▶ **Exercise details**
Copy out every entry precisely.

+++++

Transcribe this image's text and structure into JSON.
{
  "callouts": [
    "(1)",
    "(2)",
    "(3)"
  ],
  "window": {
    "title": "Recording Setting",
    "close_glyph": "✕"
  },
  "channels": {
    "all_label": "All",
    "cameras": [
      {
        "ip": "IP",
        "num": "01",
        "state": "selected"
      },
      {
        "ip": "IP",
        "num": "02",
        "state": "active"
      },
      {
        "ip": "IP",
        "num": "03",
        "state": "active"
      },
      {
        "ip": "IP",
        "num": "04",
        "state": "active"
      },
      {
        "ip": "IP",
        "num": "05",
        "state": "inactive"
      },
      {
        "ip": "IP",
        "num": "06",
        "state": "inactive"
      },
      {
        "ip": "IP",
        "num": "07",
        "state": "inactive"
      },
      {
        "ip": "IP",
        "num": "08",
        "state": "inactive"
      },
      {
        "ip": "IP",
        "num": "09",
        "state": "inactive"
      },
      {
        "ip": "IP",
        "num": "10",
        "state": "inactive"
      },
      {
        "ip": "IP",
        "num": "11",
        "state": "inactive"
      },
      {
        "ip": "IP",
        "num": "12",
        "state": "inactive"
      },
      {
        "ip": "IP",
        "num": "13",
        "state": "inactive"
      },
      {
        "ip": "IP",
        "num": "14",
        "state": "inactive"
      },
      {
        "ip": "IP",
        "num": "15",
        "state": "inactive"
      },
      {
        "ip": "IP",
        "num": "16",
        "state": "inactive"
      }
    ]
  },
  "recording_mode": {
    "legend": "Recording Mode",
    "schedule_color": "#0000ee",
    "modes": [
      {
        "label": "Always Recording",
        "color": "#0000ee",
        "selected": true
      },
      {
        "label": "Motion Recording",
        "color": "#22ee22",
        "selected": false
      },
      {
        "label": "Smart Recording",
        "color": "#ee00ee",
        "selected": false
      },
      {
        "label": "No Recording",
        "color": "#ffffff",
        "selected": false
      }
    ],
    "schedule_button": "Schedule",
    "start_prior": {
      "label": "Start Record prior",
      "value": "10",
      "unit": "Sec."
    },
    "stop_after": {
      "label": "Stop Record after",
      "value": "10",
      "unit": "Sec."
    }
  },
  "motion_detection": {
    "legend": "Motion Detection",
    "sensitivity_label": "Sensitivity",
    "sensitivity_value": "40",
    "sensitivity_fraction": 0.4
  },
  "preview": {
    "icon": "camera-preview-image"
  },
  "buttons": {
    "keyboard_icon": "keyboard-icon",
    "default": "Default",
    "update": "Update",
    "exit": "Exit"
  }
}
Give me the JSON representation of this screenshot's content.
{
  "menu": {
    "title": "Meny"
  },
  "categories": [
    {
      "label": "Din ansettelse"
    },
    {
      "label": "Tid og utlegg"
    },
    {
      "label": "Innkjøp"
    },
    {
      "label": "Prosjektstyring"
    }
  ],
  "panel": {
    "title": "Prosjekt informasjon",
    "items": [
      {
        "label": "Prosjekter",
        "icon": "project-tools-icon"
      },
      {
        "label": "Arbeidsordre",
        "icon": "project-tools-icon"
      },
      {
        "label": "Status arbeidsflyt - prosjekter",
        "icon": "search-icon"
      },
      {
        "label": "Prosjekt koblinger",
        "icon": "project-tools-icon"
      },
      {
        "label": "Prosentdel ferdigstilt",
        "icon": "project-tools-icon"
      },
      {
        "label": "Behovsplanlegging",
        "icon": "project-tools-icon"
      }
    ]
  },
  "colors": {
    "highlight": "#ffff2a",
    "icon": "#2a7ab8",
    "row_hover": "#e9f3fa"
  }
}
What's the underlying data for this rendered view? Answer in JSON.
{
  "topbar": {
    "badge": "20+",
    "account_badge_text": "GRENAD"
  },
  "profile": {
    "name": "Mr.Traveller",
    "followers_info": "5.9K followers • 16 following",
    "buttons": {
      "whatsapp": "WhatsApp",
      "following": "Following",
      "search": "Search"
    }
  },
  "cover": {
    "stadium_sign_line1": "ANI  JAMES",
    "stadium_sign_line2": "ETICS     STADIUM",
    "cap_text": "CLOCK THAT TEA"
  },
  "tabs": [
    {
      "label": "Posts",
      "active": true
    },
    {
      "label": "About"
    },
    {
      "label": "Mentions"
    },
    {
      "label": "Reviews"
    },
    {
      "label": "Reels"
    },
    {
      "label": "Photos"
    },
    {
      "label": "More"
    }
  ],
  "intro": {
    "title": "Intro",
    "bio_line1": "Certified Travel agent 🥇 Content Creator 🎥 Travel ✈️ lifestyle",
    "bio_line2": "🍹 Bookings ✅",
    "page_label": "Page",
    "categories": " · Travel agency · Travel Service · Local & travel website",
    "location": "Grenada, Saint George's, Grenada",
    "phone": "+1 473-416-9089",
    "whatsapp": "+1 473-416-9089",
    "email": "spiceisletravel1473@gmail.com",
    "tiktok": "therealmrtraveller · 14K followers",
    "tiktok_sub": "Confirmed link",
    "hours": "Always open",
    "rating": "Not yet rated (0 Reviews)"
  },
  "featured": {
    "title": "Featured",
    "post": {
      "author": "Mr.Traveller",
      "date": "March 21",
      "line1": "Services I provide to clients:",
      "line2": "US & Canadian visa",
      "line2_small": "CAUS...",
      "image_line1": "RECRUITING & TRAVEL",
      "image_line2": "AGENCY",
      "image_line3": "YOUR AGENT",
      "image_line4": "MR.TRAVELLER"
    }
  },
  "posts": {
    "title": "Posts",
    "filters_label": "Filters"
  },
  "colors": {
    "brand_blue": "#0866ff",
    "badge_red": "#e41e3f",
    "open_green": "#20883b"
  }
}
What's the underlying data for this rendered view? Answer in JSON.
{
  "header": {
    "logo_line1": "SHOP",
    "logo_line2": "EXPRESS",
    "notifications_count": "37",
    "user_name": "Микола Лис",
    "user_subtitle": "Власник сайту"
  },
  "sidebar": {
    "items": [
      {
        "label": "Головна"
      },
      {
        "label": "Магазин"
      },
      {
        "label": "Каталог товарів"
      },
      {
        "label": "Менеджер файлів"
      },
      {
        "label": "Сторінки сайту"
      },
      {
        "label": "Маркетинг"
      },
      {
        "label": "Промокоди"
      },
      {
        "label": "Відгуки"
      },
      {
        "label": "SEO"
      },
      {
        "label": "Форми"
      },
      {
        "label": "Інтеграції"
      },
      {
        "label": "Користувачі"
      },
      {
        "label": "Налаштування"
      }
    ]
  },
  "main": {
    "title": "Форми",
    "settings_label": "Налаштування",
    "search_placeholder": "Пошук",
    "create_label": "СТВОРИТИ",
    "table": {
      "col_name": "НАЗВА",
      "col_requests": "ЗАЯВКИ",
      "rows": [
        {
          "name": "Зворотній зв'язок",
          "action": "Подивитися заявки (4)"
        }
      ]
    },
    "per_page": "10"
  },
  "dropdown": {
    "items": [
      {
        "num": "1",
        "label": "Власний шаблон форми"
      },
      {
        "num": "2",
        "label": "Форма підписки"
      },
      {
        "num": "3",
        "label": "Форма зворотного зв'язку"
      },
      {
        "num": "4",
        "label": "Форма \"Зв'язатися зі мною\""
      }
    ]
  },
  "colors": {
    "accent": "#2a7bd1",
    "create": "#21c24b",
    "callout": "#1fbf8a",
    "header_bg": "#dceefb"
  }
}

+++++

▶ **Task result**
Transcribe this image's text and structure into JSON.
{
  "callouts": [
    "(1)",
    "(2)",
    "(3)"
  ],
  "window": {
    "title": "Recording Setting",
    "close_glyph": "✕"
  },
  "channels": {
    "all_label": "All",
    "cameras": [
      {
        "ip": "IP",
        "num": "01",
        "state": "selected"
      },
      {
        "ip": "IP",
        "num": "02",
        "state": "active"
      },
      {
        "ip": "IP",
        "num": "03",
        "state": "active"
      },
      {
        "ip": "IP",
        "num": "04",
        "state": "active"
      },
      {
        "ip": "IP",
        "num": "05",
        "state": "inactive"
      },
      {
        "ip": "IP",
        "num": "06",
        "state": "inactive"
      },
      {
        "ip": "IP",
        "num": "07",
        "state": "inactive"
      },
      {
        "ip": "IP",
        "num": "08",
        "state": "inactive"
      },
      {
        "ip": "IP",
        "num": "09",
        "state": "inactive"
      },
      {
        "ip": "IP",
        "num": "10",
        "state": "inactive"
      },
      {
        "ip": "IP",
        "num": "11",
        "state": "inactive"
      },
      {
        "ip": "IP",
        "num": "12",
        "state": "inactive"
      },
      {
        "ip": "IP",
        "num": "13",
        "state": "inactive"
      },
      {
        "ip": "IP",
        "num": "14",
        "state": "inactive"
      },
      {
        "ip": "IP",
        "num": "15",
        "state": "inactive"
      },
      {
        "ip": "IP",
        "num": "16",
        "state": "inactive"
      }
    ]
  },
  "recording_mode": {
    "legend": "Recording Mode",
    "schedule_color": "#0000ee",
    "modes": [
      {
        "label": "Always Recording",
        "color": "#0000ee",
        "selected": true
      },
      {
        "label": "Motion Recording",
        "color": "#22ee22",
        "selected": false
      },
      {
        "label": "Smart Recording",
        "color": "#ee00ee",
        "selected": false
      },
      {
        "label": "No Recording",
        "color": "#ffffff",
        "selected": false
      }
    ],
    "schedule_button": "Schedule",
    "start_prior": {
      "label": "Start Record prior",
      "value": "10",
      "unit": "Sec."
    },
    "stop_after": {
      "label": "Stop Record after",
      "value": "10",
      "unit": "Sec."
    }
  },
  "motion_detection": {
    "legend": "Motion Detection",
    "sensitivity_label": "Sensitivity",
    "sensitivity_value": "40",
    "sensitivity_fraction": 0.4
  },
  "preview": {
    "icon": "camera-preview-image"
  },
  "buttons": {
    "keyboard_icon": "keyboard-icon",
    "default": "Default",
    "update": "Update",
    "exit": "Exit"
  }
}
Give me the JSON representation of this screenshot's content.
{
  "menu": {
    "title": "Meny"
  },
  "categories": [
    {
      "label": "Din ansettelse"
    },
    {
      "label": "Tid og utlegg"
    },
    {
      "label": "Innkjøp"
    },
    {
      "label": "Prosjektstyring"
    }
  ],
  "panel": {
    "title": "Prosjekt informasjon",
    "items": [
      {
        "label": "Prosjekter",
        "icon": "project-tools-icon"
      },
      {
        "label": "Arbeidsordre",
        "icon": "project-tools-icon"
      },
      {
        "label": "Status arbeidsflyt - prosjekter",
        "icon": "search-icon"
      },
      {
        "label": "Prosjekt koblinger",
        "icon": "project-tools-icon"
      },
      {
        "label": "Prosentdel ferdigstilt",
        "icon": "project-tools-icon"
      },
      {
        "label": "Behovsplanlegging",
        "icon": "project-tools-icon"
      }
    ]
  },
  "colors": {
    "highlight": "#ffff2a",
    "icon": "#2a7ab8",
    "row_hover": "#e9f3fa"
  }
}
What's the underlying data for this rendered view? Answer in JSON.
{
  "topbar": {
    "badge": "20+",
    "account_badge_text": "GRENAD"
  },
  "profile": {
    "name": "Mr.Traveller",
    "followers_info": "5.9K followers • 16 following",
    "buttons": {
      "whatsapp": "WhatsApp",
      "following": "Following",
      "search": "Search"
    }
  },
  "cover": {
    "stadium_sign_line1": "ANI  JAMES",
    "stadium_sign_line2": "ETICS     STADIUM",
    "cap_text": "CLOCK THAT TEA"
  },
  "tabs": [
    {
      "label": "Posts",
      "active": true
    },
    {
      "label": "About"
    },
    {
      "label": "Mentions"
    },
    {
      "label": "Reviews"
    },
    {
      "label": "Reels"
    },
    {
      "label": "Photos"
    },
    {
      "label": "More"
    }
  ],
  "intro": {
    "title": "Intro",
    "bio_line1": "Certified Travel agent 🥇 Content Creator 🎥 Travel ✈️ lifestyle",
    "bio_line2": "🍹 Bookings ✅",
    "page_label": "Page",
    "categories": " · Travel agency · Travel Service · Local & travel website",
    "location": "Grenada, Saint George's, Grenada",
    "phone": "+1 473-416-9089",
    "whatsapp": "+1 473-416-9089",
    "email": "spiceisletravel1473@gmail.com",
    "tiktok": "therealmrtraveller · 14K followers",
    "tiktok_sub": "Confirmed link",
    "hours": "Always open",
    "rating": "Not yet rated (0 Reviews)"
  },
  "featured": {
    "title": "Featured",
    "post": {
      "author": "Mr.Traveller",
      "date": "March 21",
      "line1": "Services I provide to clients:",
      "line2": "US & Canadian visa",
      "line2_small": "CAUS...",
      "image_line1": "RECRUITING & TRAVEL",
      "image_line2": "AGENCY",
      "image_line3": "YOUR AGENT",
      "image_line4": "MR.TRAVELLER"
    }
  },
  "posts": {
    "title": "Posts",
    "filters_label": "Filters"
  },
  "colors": {
    "brand_blue": "#0866ff",
    "badge_red": "#e41e3f",
    "open_green": "#20883b"
  }
}
What's the underlying data for this rendered view? Answer in JSON.
{
  "header": {
    "logo_line1": "SHOP",
    "logo_line2": "EXPRESS",
    "notifications_count": "37",
    "user_name": "Микола Лис",
    "user_subtitle": "Власник сайту"
  },
  "sidebar": {
    "items": [
      {
        "label": "Головна"
      },
      {
        "label": "Магазин"
      },
      {
        "label": "Каталог товарів"
      },
      {
        "label": "Менеджер файлів"
      },
      {
        "label": "Сторінки сайту"
      },
      {
        "label": "Маркетинг"
      },
      {
        "label": "Промокоди"
      },
      {
        "label": "Відгуки"
      },
      {
        "label": "SEO"
      },
      {
        "label": "Форми"
      },
      {
        "label": "Інтеграції"
      },
      {
        "label": "Користувачі"
      },
      {
        "label": "Налаштування"
      }
    ]
  },
  "main": {
    "title": "Форми",
    "settings_label": "Налаштування",
    "search_placeholder": "Пошук",
    "create_label": "СТВОРИТИ",
    "table": {
      "col_name": "НАЗВА",
      "col_requests": "ЗАЯВКИ",
      "rows": [
        {
          "name": "Зворотній зв'язок",
          "action": "Подивитися заявки (4)"
        }
      ]
    },
    "per_page": "10"
  },
  "dropdown": {
    "items": [
      {
        "num": "1",
        "label": "Власний шаблон форми"
      },
      {
        "num": "2",
        "label": "Форма підписки"
      },
      {
        "num": "3",
        "label": "Форма зворотного зв'язку"
      },
      {
        "num": "4",
        "label": "Форма \"Зв'язатися зі мною\""
      }
    ]
  },
  "colors": {
    "accent": "#2a7bd1",
    "create": "#21c24b",
    "callout": "#1fbf8a",
    "header_bg": "#dceefb"
  }
}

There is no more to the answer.